According to details provided by the Human Rights Watch, no less than 142 Pakistanis have been booked by the Sri Lankan police in June 2014 and are being locked up and are at risk of deportation. Human Rights Watch further states that: The Sri Lankan controller general of immigration should not deport members of Pakistani minority groups until the UN refugee agency (UNHCR) has had full access to them and determined their need for international protection. As the data reveals most of these refugees are members of the Ahmadiyya minority, while the detainees also include Christians and Shia Muslims. UNHCR, thus far has not had access to these detainees, held in the Boosa detention centre despite the fact, that the UN refugee agency had previously accepted six of the detainees as refugees. Conversely, media reports quote the Sri Lankan Immigration Controller Chulananda Perera as saying that the government was able to deport the detained Pakistanis because it had not given them permission to register asylum claims.

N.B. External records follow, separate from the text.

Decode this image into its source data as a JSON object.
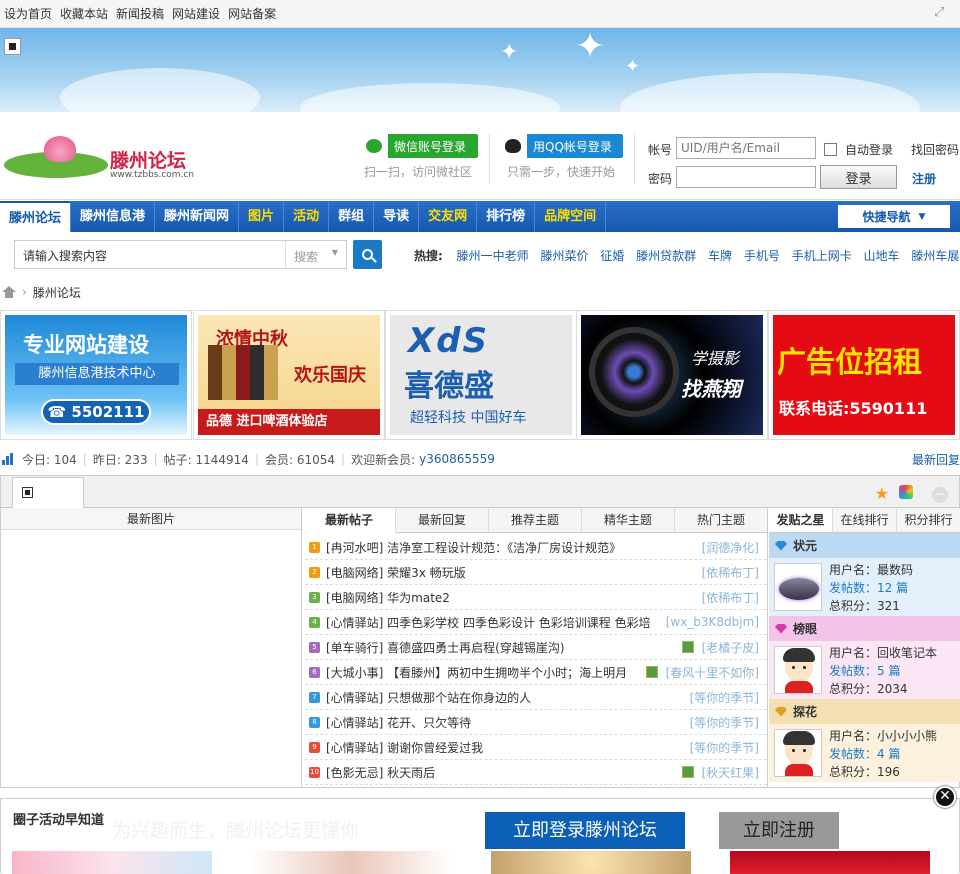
{
  "topbar": {
    "links": [
      "设为首页",
      "收藏本站",
      "新闻投稿",
      "网站建设",
      "网站备案"
    ]
  },
  "logo": {
    "name": "滕州论坛",
    "url": "www.tzbbs.com.cn"
  },
  "social": {
    "wechat_label": "微信账号登录",
    "wechat_sub": "扫一扫，访问微社区",
    "qq_label": "用QQ帐号登录",
    "qq_sub": "只需一步，快速开始"
  },
  "login": {
    "account_label": "帐号",
    "account_placeholder": "UID/用户名/Email",
    "password_label": "密码",
    "auto_login": "自动登录",
    "forgot": "找回密码",
    "login_btn": "登录",
    "register": "注册"
  },
  "nav": {
    "items": [
      "滕州论坛",
      "滕州信息港",
      "滕州新闻网",
      "图片",
      "活动",
      "群组",
      "导读",
      "交友网",
      "排行榜",
      "品牌空间"
    ],
    "quick": "快捷导航"
  },
  "search": {
    "placeholder": "请输入搜索内容",
    "type": "搜索",
    "hot_label": "热搜:",
    "hot": [
      "滕州一中老师",
      "滕州菜价",
      "征婚",
      "滕州贷款群",
      "车牌",
      "手机号",
      "手机上网卡",
      "山地车",
      "滕州车展"
    ]
  },
  "breadcrumb": {
    "current": "滕州论坛"
  },
  "ads": [
    {
      "line1": "专业网站建设",
      "line2": "滕州信息港技术中心",
      "line3": "☎ 5502111"
    },
    {
      "line1": "浓情中秋",
      "line2": "欢乐国庆",
      "line3": "品德 进口啤酒体验店"
    },
    {
      "line1": "XdS",
      "line2": "喜德盛",
      "line3": "超轻科技  中国好车"
    },
    {
      "line1": "学摄影",
      "line2": "找燕翔"
    },
    {
      "line1": "广告位招租",
      "line2": "联系电话:5590111"
    }
  ],
  "stats": {
    "today": "今日: 104",
    "yesterday": "昨日: 233",
    "posts": "帖子: 1144914",
    "members": "会员: 61054",
    "welcome": "欢迎新会员:",
    "new_member": "y360865559",
    "latest_reply": "最新回复"
  },
  "panel": {
    "left_title": "最新图片",
    "tabs": [
      "最新帖子",
      "最新回复",
      "推荐主题",
      "精华主题",
      "热门主题"
    ],
    "posts": [
      {
        "n": "1",
        "color": "#f39c12",
        "title": "[冉河水吧] 洁净室工程设计规范：《洁净厂房设计规范》",
        "user": "[润德净化]",
        "img": false
      },
      {
        "n": "2",
        "color": "#f39c12",
        "title": "[电脑网络] 荣耀3x 畅玩版",
        "user": "[依稀布丁]",
        "img": false
      },
      {
        "n": "3",
        "color": "#6ab04c",
        "title": "[电脑网络] 华为mate2",
        "user": "[依稀布丁]",
        "img": false
      },
      {
        "n": "4",
        "color": "#6ab04c",
        "title": "[心情驿站] 四季色彩学校 四季色彩设计 色彩培训课程 色彩培",
        "user": "[wx_b3K8dbjm]",
        "img": false
      },
      {
        "n": "5",
        "color": "#a569bd",
        "title": "[单车骑行] 喜德盛四勇士再启程(穿越锡崖沟)",
        "user": "[老橘子皮]",
        "img": true
      },
      {
        "n": "6",
        "color": "#a569bd",
        "title": "[大城小事] 【看滕州】两初中生拥吻半个小时；海上明月",
        "user": "[春风十里不如你]",
        "img": true
      },
      {
        "n": "7",
        "color": "#3498db",
        "title": "[心情驿站] 只想做那个站在你身边的人",
        "user": "[等你的季节]",
        "img": false
      },
      {
        "n": "8",
        "color": "#3498db",
        "title": "[心情驿站] 花开、只欠等待",
        "user": "[等你的季节]",
        "img": false
      },
      {
        "n": "9",
        "color": "#e74c3c",
        "title": "[心情驿站] 谢谢你曾经爱过我",
        "user": "[等你的季节]",
        "img": false
      },
      {
        "n": "10",
        "color": "#e74c3c",
        "title": "[色影无忌] 秋天雨后",
        "user": "[秋天红果]",
        "img": true
      }
    ],
    "right_tabs": [
      "发贴之星",
      "在线排行",
      "积分排行"
    ],
    "ranks": [
      {
        "title": "状元",
        "bg": "#e3f0fb",
        "hd": "#bcd9f3",
        "icon": "#2a8bd6",
        "user": "用户名：最数码",
        "count": "发帖数：12 篇",
        "score": "总积分：321"
      },
      {
        "title": "榜眼",
        "bg": "#fbe6f5",
        "hd": "#f3c4e8",
        "icon": "#d63aa8",
        "user": "用户名：回收笔记本",
        "count": "发帖数：5 篇",
        "score": "总积分：2034"
      },
      {
        "title": "探花",
        "bg": "#fbf1dd",
        "hd": "#f3dfb2",
        "icon": "#e1a21b",
        "user": "用户名：小小小小熊",
        "count": "发帖数：4 篇",
        "score": "总积分：196"
      }
    ]
  },
  "bottom": {
    "title": "圈子活动早知道",
    "ghost": "为兴趣而生，滕州论坛更懂你",
    "login_btn": "立即登录滕州论坛",
    "register_btn": "立即注册"
  }
}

Bill Frelick- Refugees Director said: Sri Lankan authorities are threatening Pakistani minority group members with deportation at the very time when persecution of these groups is escalating in Pakistan. Preventing asylum seekers from lodging claims in no way absolves Sri Lanka from its duty not to return them to possible persecution. Sri Lankan authorities should know that Pakistan fails to protect its minority communities from persecution. Sri Lanka must honour its international obligations, and allow UNHCR access to ensure that no detainee is deported to face the risk of persecution or torture. What is noteworthy is the fact that the states are subject to non-refoulement obligations under Article 16 of the International Convention for the Protection of All Persons from Enforced Disappearance which says:

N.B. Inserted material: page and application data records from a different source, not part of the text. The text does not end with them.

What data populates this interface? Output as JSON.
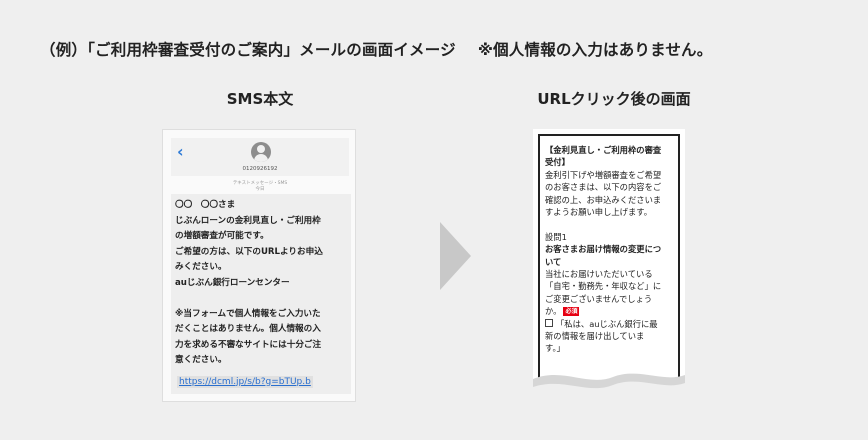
{
  "headline": {
    "main": "（例）「ご利用枠審査受付のご案内」メールの画面イメージ",
    "note": "※個人情報の入力はありません。"
  },
  "labels": {
    "sms": "SMS本文",
    "url": "URLクリック後の画面"
  },
  "sms": {
    "back_icon": "chevron-left-icon",
    "avatar_icon": "person-icon",
    "phone_number": "0120926192",
    "meta_line1": "テキストメッセージ・SMS",
    "meta_line2": "今日",
    "lines": [
      "〇〇　〇〇さま",
      "じぶんローンの金利見直し・ご利用枠",
      "の増額審査が可能です。",
      "ご希望の方は、以下のURLよりお申込",
      "みください。",
      "auじぶん銀行ローンセンター",
      "",
      "※当フォームで個人情報をご入力いた",
      "だくことはありません。個人情報の入",
      "力を求める不審なサイトには十分ご注",
      "意ください。"
    ],
    "link": "https://dcml.jp/s/b?g=bTUp.b",
    "colors": {
      "link": "#2a6fcf",
      "back": "#2f7bd6"
    }
  },
  "url_page": {
    "title_line1": "【金利見直し・ご利用枠の審査",
    "title_line2": "受付】",
    "intro": [
      "金利引下げや増額審査をご希望",
      "のお客さまは、以下の内容をご",
      "確認の上、お申込みくださいま",
      "すようお願い申し上げます。"
    ],
    "question_no": "設問1",
    "question_title_line1": "お客さまお届け情報の変更につ",
    "question_title_line2": "いて",
    "question_body": [
      "当社にお届けいただいている",
      "「自宅・勤務先・年収など」に",
      "ご変更ございませんでしょう"
    ],
    "question_last": "か。",
    "required_badge": "必須",
    "option_line1": "「私は、auじぶん銀行に最",
    "option_line2": "新の情報を届け出していま",
    "option_line3": "す。」",
    "colors": {
      "required": "#e60012"
    }
  }
}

1. No State Party shall expel, return (“refouler”), surrender or extradite a person to another State where there are substantial grounds for believing that he or she would be in danger of being subjected to enforced disappearance.
2. For the purpose of determining whether there are such grounds, the competent authorities shall take into account all relevant considerations, including, where applicable, the existence in the State concerned of a consistent pattern of gross, flagrant or mass violations of human rights or of serious violations of international humanitarian law.
However, regardless of noticeable persecution of religious minorities in Pakistan, the government of Pakistan has thus far given air to contempt towards these asylum seekers who are forced to flee from the country owing to the growing hostility. Moreover, a leading Pakistani newspaper quoted the Foreign Office spokesperson -Tasnim Aslam as saying: These people obtained asylum in Sri Lanka by badmouthing Pakistan. This statement gives clear indication of Pakistani Government’s stance about the persecuted asylum seekers abroad.